“The interesting thing about this site is that most of the contamination occurred in the center of the site. But much of the site was a buffer zone from operations in the center. Much of property on the perimeter of the site was not used for active military use or used by Shell Oil Company,” Scharmann said.
Wildlife occupied the perimeter of the site even when it was being used by the military. Although closed to the public, that open space provided birds and other animals an oasis from encroaching development.
Once the Environmental Protection Agency determined they were sufficiently clean, Refuge Manager David Lucas took over managing the Arsenal lands for the U.S. Fish and Wildlife Service.
On our tour, Lucas pointed out one of the formerly most contaminated spots. Native grasses now cover the landscape. Aside from the fence and sign, it looks just like any other spot on the prairie. Lucas said that’s exactly the point. “That’s the goal. The goal is that this mixes in, and wildlife uses this exactly the same as all the other lands out here.”
Lucas said Fish and Wildlife employees monitor various animal species to see if they’re picking up any of the chemicals. So far, they haven’t found any significant contamination among wildlife.
U.S. Fish and Wildlife has restored almost 10,000 acres of land into native short and mixed-grass prairie, said Lucas. “We have 86 bison currently grazing on about 2,500 acres, but they will be grazing 12,000 acres of grasslands eventually.”
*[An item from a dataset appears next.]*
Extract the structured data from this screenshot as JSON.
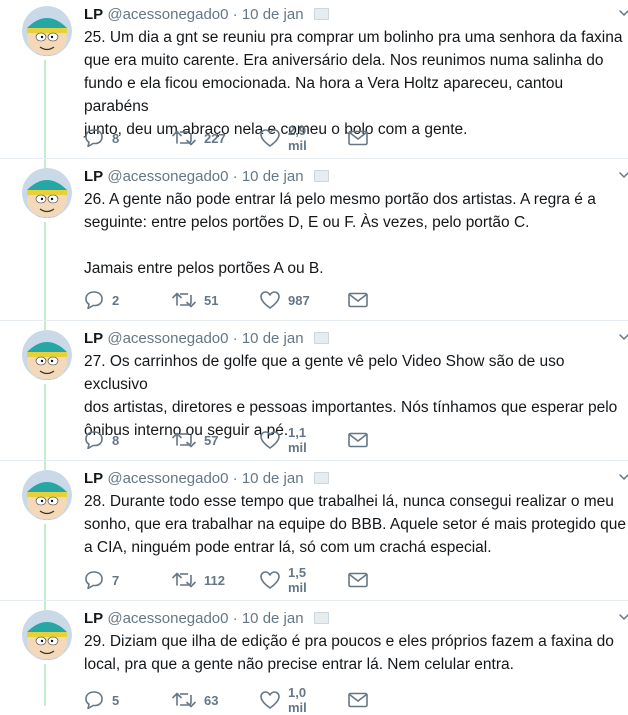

Five groundwater treatment plants were also built as part of the cleanup, walling off underground water supplies to make sure no contaminated groundwater leaves the site. Water is pumped up, cleaned, and sent back down to the aquifer. The Army has paid to provide uncontaminated drinking water to nearby residents. The expansive views of restored wetlands, including lakes from the Homesteading era, woodlands, and grassland, can quickly make you forget how close you are to Denver.
“As a national wildlife refuge, we have a purpose to manage for wildlife, that’s our main goal. But here in Denver our other primary purpose — what we can do a lot of in an urban location — is educating millions of people on conservation,” Lucas said.
Lucas said those two purposes guide the refuge, which sees more than 300,000 visitors a year.
The total cleanup took a couple decades and was mostly finished in 2011. But there will always be a portion of the site, like the landfills, closed to the public. The Army, state health department, and EPA continue to test and review their cleanup effort to make sure it’s working.
“We feel really good about what we’ve accomplished out there, turning property into something that will be an asset for the community to use long term,” Scharmann said.
Rocky Mountain Arsenal isn’t the only Superfund site that’s been cleaned up and reused. Just 20 miles away, near Boulder, sits the Rocky Flats National Wildlife Refuge, home to a nuclear weapons plant for decades. While the radioactive material made the cleanup there more controversial, the EPA declared it finished in 2005. Plant and wildlife diversity abound on Rocky Flats dry tallgrass prairie, but the Fish and Wildlife Service still needs funding before the area can be opened to the public.